[[ GIVEN RECORDS open ]]

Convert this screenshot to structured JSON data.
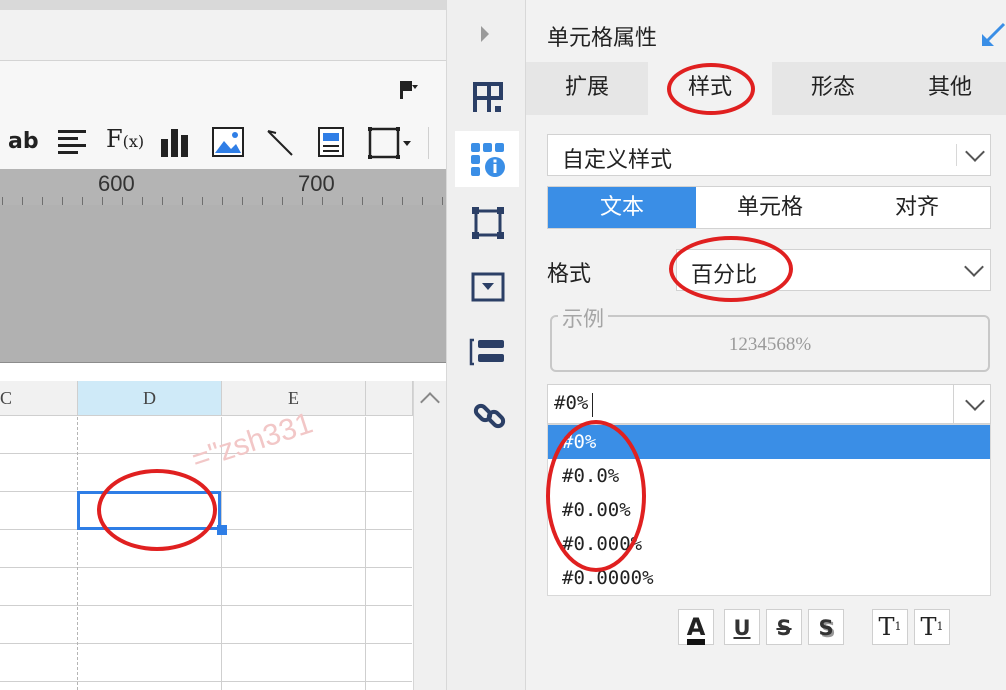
{
  "ruler": {
    "marks": [
      "600",
      "700"
    ]
  },
  "toolbar": {
    "text_tool_label": "ab"
  },
  "grid": {
    "columns": [
      {
        "name": "C",
        "selected": false
      },
      {
        "name": "D",
        "selected": true
      },
      {
        "name": "E",
        "selected": false
      }
    ],
    "watermark": "=\"zsh331"
  },
  "panel": {
    "title": "单元格属性",
    "tabs": [
      {
        "label": "扩展",
        "active": false
      },
      {
        "label": "样式",
        "active": true
      },
      {
        "label": "形态",
        "active": false
      },
      {
        "label": "其他",
        "active": false
      }
    ],
    "style_select": {
      "value": "自定义样式"
    },
    "segments": [
      {
        "label": "文本",
        "active": true
      },
      {
        "label": "单元格",
        "active": false
      },
      {
        "label": "对齐",
        "active": false
      }
    ],
    "format": {
      "label": "格式",
      "value": "百分比"
    },
    "example": {
      "legend": "示例",
      "value": "1234568%"
    },
    "pattern_input": {
      "value": "#0%"
    },
    "pattern_options": [
      {
        "label": "#0%",
        "highlighted": true
      },
      {
        "label": "#0.0%",
        "highlighted": false
      },
      {
        "label": "#0.00%",
        "highlighted": false
      },
      {
        "label": "#0.000%",
        "highlighted": false
      },
      {
        "label": "#0.0000%",
        "highlighted": false
      }
    ]
  },
  "colors": {
    "accent": "#3a8ee6",
    "annotation": "#e02020",
    "selection": "#2f7ee6"
  },
  "icons": [
    "flag-dropdown-icon",
    "text-tool-icon",
    "align-left-icon",
    "formula-icon",
    "bar-chart-icon",
    "image-icon",
    "slash-icon",
    "rich-text-icon",
    "border-dropdown-icon",
    "collapse-arrow-icon",
    "table-layout-icon",
    "cell-info-icon",
    "frame-icon",
    "widget-icon",
    "list-icon",
    "link-icon",
    "expand-arrow-icon",
    "chevron-down-icon",
    "font-color-icon",
    "underline-icon",
    "strikethrough-icon",
    "shadow-icon",
    "superscript-icon",
    "subscript-icon"
  ]
}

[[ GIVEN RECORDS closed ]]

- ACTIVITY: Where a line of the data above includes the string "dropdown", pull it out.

- ANSWER TO THE EXERCISE:
    "flag-dropdown-icon",
    "border-dropdown-icon",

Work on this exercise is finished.